(Beginning of Material for this task)
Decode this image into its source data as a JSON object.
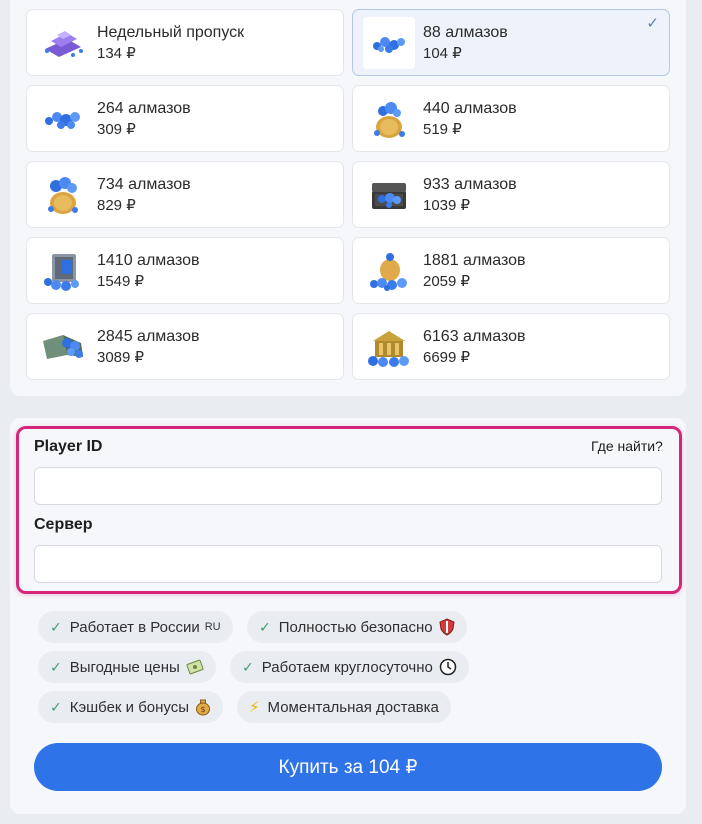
{
  "products": [
    {
      "title": "Недельный пропуск",
      "price": "134 ₽",
      "icon": "weekly-pass-icon",
      "selected": false
    },
    {
      "title": "88 алмазов",
      "price": "104 ₽",
      "icon": "diamonds-pile-small-icon",
      "selected": true
    },
    {
      "title": "264 алмазов",
      "price": "309 ₽",
      "icon": "diamonds-pile-icon",
      "selected": false
    },
    {
      "title": "440 алмазов",
      "price": "519 ₽",
      "icon": "diamond-bag-icon",
      "selected": false
    },
    {
      "title": "734 алмазов",
      "price": "829 ₽",
      "icon": "diamond-bag-icon",
      "selected": false
    },
    {
      "title": "933 алмазов",
      "price": "1039 ₽",
      "icon": "diamond-chest-icon",
      "selected": false
    },
    {
      "title": "1410 алмазов",
      "price": "1549 ₽",
      "icon": "diamond-safe-icon",
      "selected": false
    },
    {
      "title": "1881 алмазов",
      "price": "2059 ₽",
      "icon": "diamond-sack-icon",
      "selected": false
    },
    {
      "title": "2845 алмазов",
      "price": "3089 ₽",
      "icon": "diamond-cart-icon",
      "selected": false
    },
    {
      "title": "6163 алмазов",
      "price": "6699 ₽",
      "icon": "diamond-vault-icon",
      "selected": false
    }
  ],
  "form": {
    "player_id_label": "Player ID",
    "help_link": "Где найти?",
    "player_id_value": "",
    "server_label": "Сервер",
    "server_value": ""
  },
  "features": [
    {
      "text": "Работает в России",
      "prefix": "check-icon",
      "suffix": "RU"
    },
    {
      "text": "Полностью безопасно",
      "prefix": "check-icon",
      "suffix": "shield-icon"
    },
    {
      "text": "Выгодные цены",
      "prefix": "check-icon",
      "suffix": "money-icon"
    },
    {
      "text": "Работаем круглосуточно",
      "prefix": "check-icon",
      "suffix": "clock-icon"
    },
    {
      "text": "Кэшбек и бонусы",
      "prefix": "check-icon",
      "suffix": "money-bag-icon"
    },
    {
      "text": "Моментальная доставка",
      "prefix": "lightning-icon",
      "suffix": ""
    }
  ],
  "buy_button": "Купить за 104 ₽",
  "colors": {
    "accent": "#2f73e8",
    "highlight_border": "#d6267a",
    "check": "#3aa068",
    "diamond": "#2f6fe0"
  }
}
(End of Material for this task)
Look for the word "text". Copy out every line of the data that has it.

      "text": "Работает в России",
      "text": "Полностью безопасно",
      "text": "Выгодные цены",
      "text": "Работаем круглосуточно",
      "text": "Кэшбек и бонусы",
      "text": "Моментальная доставка",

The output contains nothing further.